### What is being asked:
Word for word, return the entries listed below.

### Available data:
========

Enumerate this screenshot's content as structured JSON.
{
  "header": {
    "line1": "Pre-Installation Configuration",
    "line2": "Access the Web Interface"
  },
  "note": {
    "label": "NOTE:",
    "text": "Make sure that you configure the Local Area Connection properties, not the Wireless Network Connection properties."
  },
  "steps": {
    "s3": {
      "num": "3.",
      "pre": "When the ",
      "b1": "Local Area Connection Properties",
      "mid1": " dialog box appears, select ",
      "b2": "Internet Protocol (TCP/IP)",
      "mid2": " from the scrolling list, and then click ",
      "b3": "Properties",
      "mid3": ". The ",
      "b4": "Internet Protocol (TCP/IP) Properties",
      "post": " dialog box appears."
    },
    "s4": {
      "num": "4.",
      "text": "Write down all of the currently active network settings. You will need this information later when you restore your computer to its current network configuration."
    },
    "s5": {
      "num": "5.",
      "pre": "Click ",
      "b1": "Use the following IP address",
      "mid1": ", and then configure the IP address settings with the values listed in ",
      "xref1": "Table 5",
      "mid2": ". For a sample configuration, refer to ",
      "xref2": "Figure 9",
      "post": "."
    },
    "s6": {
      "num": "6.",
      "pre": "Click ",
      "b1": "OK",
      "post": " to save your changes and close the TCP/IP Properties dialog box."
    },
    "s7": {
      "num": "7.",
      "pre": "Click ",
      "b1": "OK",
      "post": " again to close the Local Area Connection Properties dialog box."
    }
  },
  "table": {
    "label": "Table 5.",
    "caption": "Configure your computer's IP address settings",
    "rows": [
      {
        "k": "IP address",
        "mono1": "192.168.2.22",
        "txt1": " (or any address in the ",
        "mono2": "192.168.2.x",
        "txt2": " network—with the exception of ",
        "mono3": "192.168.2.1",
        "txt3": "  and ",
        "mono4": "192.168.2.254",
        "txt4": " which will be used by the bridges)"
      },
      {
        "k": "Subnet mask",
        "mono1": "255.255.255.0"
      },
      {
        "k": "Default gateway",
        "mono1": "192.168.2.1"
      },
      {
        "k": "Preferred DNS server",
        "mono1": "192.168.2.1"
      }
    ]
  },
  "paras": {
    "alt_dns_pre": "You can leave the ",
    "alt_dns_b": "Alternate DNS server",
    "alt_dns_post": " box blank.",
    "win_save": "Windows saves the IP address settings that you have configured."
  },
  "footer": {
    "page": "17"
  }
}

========

### Exercise output:
Enumerate this screenshot's content as structured JSON.
{
  "header": {
    "line1": "Pre-Installation Configuration",
    "line2": "Access the Web Interface"
  },
  "note": {
    "label": "NOTE:",
    "text": "Make sure that you configure the Local Area Connection properties, not the Wireless Network Connection properties."
  },
  "steps": {
    "s3": {
      "num": "3.",
      "pre": "When the ",
      "b1": "Local Area Connection Properties",
      "mid1": " dialog box appears, select ",
      "b2": "Internet Protocol (TCP/IP)",
      "mid2": " from the scrolling list, and then click ",
      "b3": "Properties",
      "mid3": ". The ",
      "b4": "Internet Protocol (TCP/IP) Properties",
      "post": " dialog box appears."
    },
    "s4": {
      "num": "4.",
      "text": "Write down all of the currently active network settings. You will need this information later when you restore your computer to its current network configuration."
    },
    "s5": {
      "num": "5.",
      "pre": "Click ",
      "b1": "Use the following IP address",
      "mid1": ", and then configure the IP address settings with the values listed in ",
      "xref1": "Table 5",
      "mid2": ". For a sample configuration, refer to ",
      "xref2": "Figure 9",
      "post": "."
    },
    "s6": {
      "num": "6.",
      "pre": "Click ",
      "b1": "OK",
      "post": " to save your changes and close the TCP/IP Properties dialog box."
    },
    "s7": {
      "num": "7.",
      "pre": "Click ",
      "b1": "OK",
      "post": " again to close the Local Area Connection Properties dialog box."
    }
  },
  "table": {
    "label": "Table 5.",
    "caption": "Configure your computer's IP address settings",
    "rows": [
      {
        "k": "IP address",
        "mono1": "192.168.2.22",
        "txt1": " (or any address in the ",
        "mono2": "192.168.2.x",
        "txt2": " network—with the exception of ",
        "mono3": "192.168.2.1",
        "txt3": "  and ",
        "mono4": "192.168.2.254",
        "txt4": " which will be used by the bridges)"
      },
      {
        "k": "Subnet mask",
        "mono1": "255.255.255.0"
      },
      {
        "k": "Default gateway",
        "mono1": "192.168.2.1"
      },
      {
        "k": "Preferred DNS server",
        "mono1": "192.168.2.1"
      }
    ]
  },
  "paras": {
    "alt_dns_pre": "You can leave the ",
    "alt_dns_b": "Alternate DNS server",
    "alt_dns_post": " box blank.",
    "win_save": "Windows saves the IP address settings that you have configured."
  },
  "footer": {
    "page": "17"
  }
}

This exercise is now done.